* What you have to do *
Output all of the entries exactly as written.

[Source records]

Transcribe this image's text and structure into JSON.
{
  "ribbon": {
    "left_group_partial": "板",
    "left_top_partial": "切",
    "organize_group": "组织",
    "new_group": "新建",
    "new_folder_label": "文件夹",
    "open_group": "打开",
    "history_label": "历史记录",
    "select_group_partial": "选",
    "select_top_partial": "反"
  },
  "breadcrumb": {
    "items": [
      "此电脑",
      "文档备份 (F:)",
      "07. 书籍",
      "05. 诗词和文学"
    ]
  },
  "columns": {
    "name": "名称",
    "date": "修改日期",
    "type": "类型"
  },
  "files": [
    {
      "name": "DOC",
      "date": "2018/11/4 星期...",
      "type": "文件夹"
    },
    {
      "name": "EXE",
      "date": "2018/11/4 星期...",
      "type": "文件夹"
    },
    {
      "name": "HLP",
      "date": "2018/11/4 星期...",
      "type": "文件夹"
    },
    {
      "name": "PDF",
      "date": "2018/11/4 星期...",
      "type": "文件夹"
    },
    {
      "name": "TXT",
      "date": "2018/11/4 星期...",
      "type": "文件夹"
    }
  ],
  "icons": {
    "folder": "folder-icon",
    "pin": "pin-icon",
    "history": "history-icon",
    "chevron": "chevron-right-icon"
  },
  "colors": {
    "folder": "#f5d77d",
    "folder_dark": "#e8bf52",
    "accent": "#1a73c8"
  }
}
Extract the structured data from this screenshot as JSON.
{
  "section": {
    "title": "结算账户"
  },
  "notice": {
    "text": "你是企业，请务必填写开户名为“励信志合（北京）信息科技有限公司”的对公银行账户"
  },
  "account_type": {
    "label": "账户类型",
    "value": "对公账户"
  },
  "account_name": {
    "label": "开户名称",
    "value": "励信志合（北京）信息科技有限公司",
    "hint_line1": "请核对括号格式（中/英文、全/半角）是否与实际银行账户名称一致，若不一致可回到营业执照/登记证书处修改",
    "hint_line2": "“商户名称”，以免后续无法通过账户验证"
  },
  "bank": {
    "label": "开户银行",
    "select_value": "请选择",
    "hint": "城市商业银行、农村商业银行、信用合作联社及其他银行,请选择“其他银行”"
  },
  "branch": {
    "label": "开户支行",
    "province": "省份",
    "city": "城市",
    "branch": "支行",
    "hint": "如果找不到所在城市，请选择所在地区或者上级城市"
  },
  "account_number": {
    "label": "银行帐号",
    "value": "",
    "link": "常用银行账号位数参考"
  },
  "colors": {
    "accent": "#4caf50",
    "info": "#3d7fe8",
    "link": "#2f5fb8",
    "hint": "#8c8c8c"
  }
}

* Problem solution *
Transcribe this image's text and structure into JSON.
{
  "ribbon": {
    "left_group_partial": "板",
    "left_top_partial": "切",
    "organize_group": "组织",
    "new_group": "新建",
    "new_folder_label": "文件夹",
    "open_group": "打开",
    "history_label": "历史记录",
    "select_group_partial": "选",
    "select_top_partial": "反"
  },
  "breadcrumb": {
    "items": [
      "此电脑",
      "文档备份 (F:)",
      "07. 书籍",
      "05. 诗词和文学"
    ]
  },
  "columns": {
    "name": "名称",
    "date": "修改日期",
    "type": "类型"
  },
  "files": [
    {
      "name": "DOC",
      "date": "2018/11/4 星期...",
      "type": "文件夹"
    },
    {
      "name": "EXE",
      "date": "2018/11/4 星期...",
      "type": "文件夹"
    },
    {
      "name": "HLP",
      "date": "2018/11/4 星期...",
      "type": "文件夹"
    },
    {
      "name": "PDF",
      "date": "2018/11/4 星期...",
      "type": "文件夹"
    },
    {
      "name": "TXT",
      "date": "2018/11/4 星期...",
      "type": "文件夹"
    }
  ],
  "icons": {
    "folder": "folder-icon",
    "pin": "pin-icon",
    "history": "history-icon",
    "chevron": "chevron-right-icon"
  },
  "colors": {
    "folder": "#f5d77d",
    "folder_dark": "#e8bf52",
    "accent": "#1a73c8"
  }
}
Extract the structured data from this screenshot as JSON.
{
  "section": {
    "title": "结算账户"
  },
  "notice": {
    "text": "你是企业，请务必填写开户名为“励信志合（北京）信息科技有限公司”的对公银行账户"
  },
  "account_type": {
    "label": "账户类型",
    "value": "对公账户"
  },
  "account_name": {
    "label": "开户名称",
    "value": "励信志合（北京）信息科技有限公司",
    "hint_line1": "请核对括号格式（中/英文、全/半角）是否与实际银行账户名称一致，若不一致可回到营业执照/登记证书处修改",
    "hint_line2": "“商户名称”，以免后续无法通过账户验证"
  },
  "bank": {
    "label": "开户银行",
    "select_value": "请选择",
    "hint": "城市商业银行、农村商业银行、信用合作联社及其他银行,请选择“其他银行”"
  },
  "branch": {
    "label": "开户支行",
    "province": "省份",
    "city": "城市",
    "branch": "支行",
    "hint": "如果找不到所在城市，请选择所在地区或者上级城市"
  },
  "account_number": {
    "label": "银行帐号",
    "value": "",
    "link": "常用银行账号位数参考"
  },
  "colors": {
    "accent": "#4caf50",
    "info": "#3d7fe8",
    "link": "#2f5fb8",
    "hint": "#8c8c8c"
  }
}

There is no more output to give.